Hostile Media Perceptions, Presumed Media Influence, and Political Talk: Expanding the Corrective Action Hypothesis

Hernando Rojas & Matthew Barnidge. (Summer 2014). “Hostile Media Perceptions, Presumed Media Influence, and Political Talk: Expanding the Corrective Action Hypothesis.” International Journal of Public Opinion Research, 26(2), 135-156. DOI: 10.1093/ijpor/edt032

The corrective action hypothesis predicts that hostile media perceptions and presumed media influence will be positively related to expressive political behaviors. According to this hypothesis, the presumed influence of biased media makes people attempt to “correct” perceived “wrongs” by voicing their own opinions in the public sphere. This study predicts that people with higher levels of hostile media perceptions and presumed media influence will talk politics more often and will seek out a wider array of viewpoints in political conversation.

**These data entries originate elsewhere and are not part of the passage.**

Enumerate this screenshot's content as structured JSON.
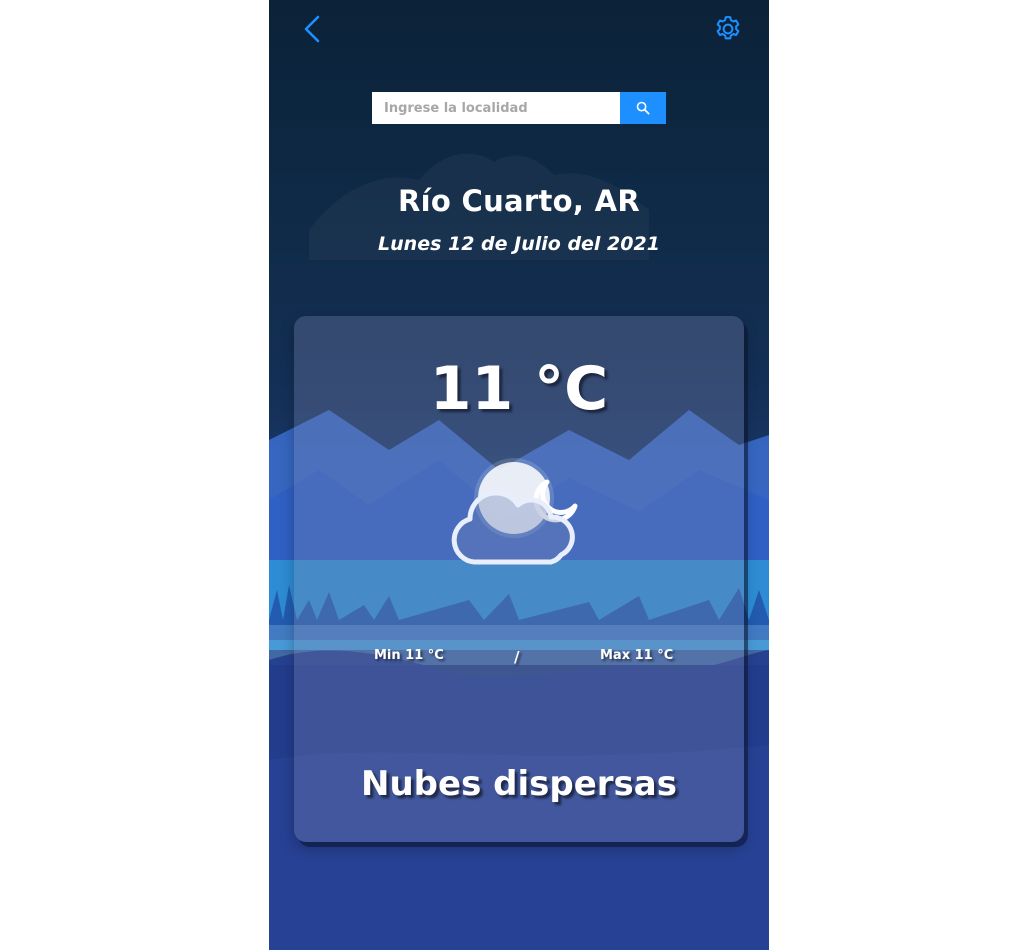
{
  "header": {
    "back_icon": "chevron-left-icon",
    "settings_icon": "gear-icon",
    "accent_color": "#1e8fff"
  },
  "search": {
    "placeholder": "Ingrese la localidad",
    "value": "",
    "button_icon": "search-icon"
  },
  "location": {
    "city": "Río Cuarto, AR",
    "date": "Lunes 12 de Julio del 2021"
  },
  "weather": {
    "temperature": "11 °C",
    "icon": "cloud-moon-icon",
    "min": "Min 11 °C",
    "separator": "/",
    "max": "Max 11 °C",
    "description": "Nubes dispersas"
  }
}
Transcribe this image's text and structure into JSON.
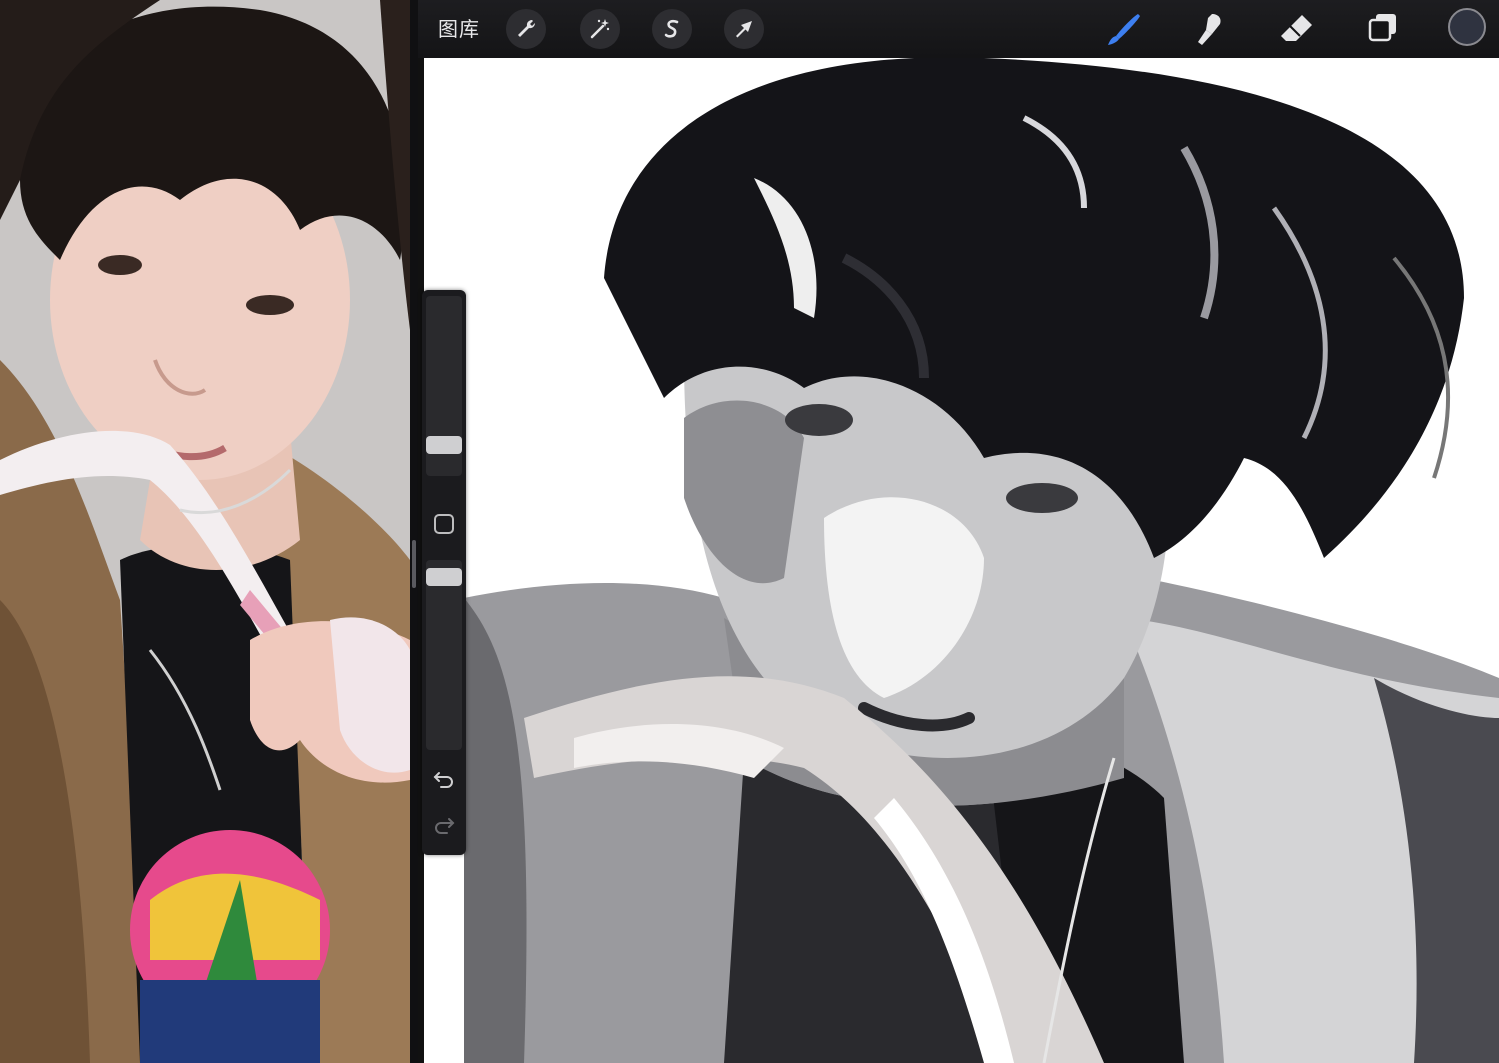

Analysis of survey data from a national representative sample of adults in Colombia largely supports these hypotheses, and also shows that presumed media influence mediates the relationship between hostile media perceptions and political talk diversity.